◆ Task input:
────────────────────────────────────────

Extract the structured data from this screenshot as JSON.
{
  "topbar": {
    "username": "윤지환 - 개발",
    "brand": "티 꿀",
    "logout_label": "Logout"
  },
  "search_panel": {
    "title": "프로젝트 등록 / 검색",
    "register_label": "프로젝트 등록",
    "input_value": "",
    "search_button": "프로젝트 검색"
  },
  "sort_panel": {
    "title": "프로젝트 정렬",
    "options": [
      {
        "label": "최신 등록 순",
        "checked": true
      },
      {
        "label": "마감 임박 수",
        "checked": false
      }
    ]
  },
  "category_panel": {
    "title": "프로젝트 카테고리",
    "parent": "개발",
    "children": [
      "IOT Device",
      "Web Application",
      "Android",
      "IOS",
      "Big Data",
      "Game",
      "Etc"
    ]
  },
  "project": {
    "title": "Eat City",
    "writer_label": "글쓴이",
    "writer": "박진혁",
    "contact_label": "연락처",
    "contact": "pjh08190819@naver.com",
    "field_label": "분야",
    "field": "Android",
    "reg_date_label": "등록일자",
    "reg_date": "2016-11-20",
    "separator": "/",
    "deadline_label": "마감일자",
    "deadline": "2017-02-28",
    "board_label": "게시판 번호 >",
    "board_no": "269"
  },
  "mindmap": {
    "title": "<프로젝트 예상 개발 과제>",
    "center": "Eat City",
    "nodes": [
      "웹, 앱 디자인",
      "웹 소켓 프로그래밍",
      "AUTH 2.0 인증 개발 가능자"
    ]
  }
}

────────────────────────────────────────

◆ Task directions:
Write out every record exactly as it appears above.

◆ Result for this task:
Extract the structured data from this screenshot as JSON.
{
  "topbar": {
    "username": "윤지환 - 개발",
    "brand": "티 꿀",
    "logout_label": "Logout"
  },
  "search_panel": {
    "title": "프로젝트 등록 / 검색",
    "register_label": "프로젝트 등록",
    "input_value": "",
    "search_button": "프로젝트 검색"
  },
  "sort_panel": {
    "title": "프로젝트 정렬",
    "options": [
      {
        "label": "최신 등록 순",
        "checked": true
      },
      {
        "label": "마감 임박 수",
        "checked": false
      }
    ]
  },
  "category_panel": {
    "title": "프로젝트 카테고리",
    "parent": "개발",
    "children": [
      "IOT Device",
      "Web Application",
      "Android",
      "IOS",
      "Big Data",
      "Game",
      "Etc"
    ]
  },
  "project": {
    "title": "Eat City",
    "writer_label": "글쓴이",
    "writer": "박진혁",
    "contact_label": "연락처",
    "contact": "pjh08190819@naver.com",
    "field_label": "분야",
    "field": "Android",
    "reg_date_label": "등록일자",
    "reg_date": "2016-11-20",
    "separator": "/",
    "deadline_label": "마감일자",
    "deadline": "2017-02-28",
    "board_label": "게시판 번호 >",
    "board_no": "269"
  },
  "mindmap": {
    "title": "<프로젝트 예상 개발 과제>",
    "center": "Eat City",
    "nodes": [
      "웹, 앱 디자인",
      "웹 소켓 프로그래밍",
      "AUTH 2.0 인증 개발 가능자"
    ]
  }
}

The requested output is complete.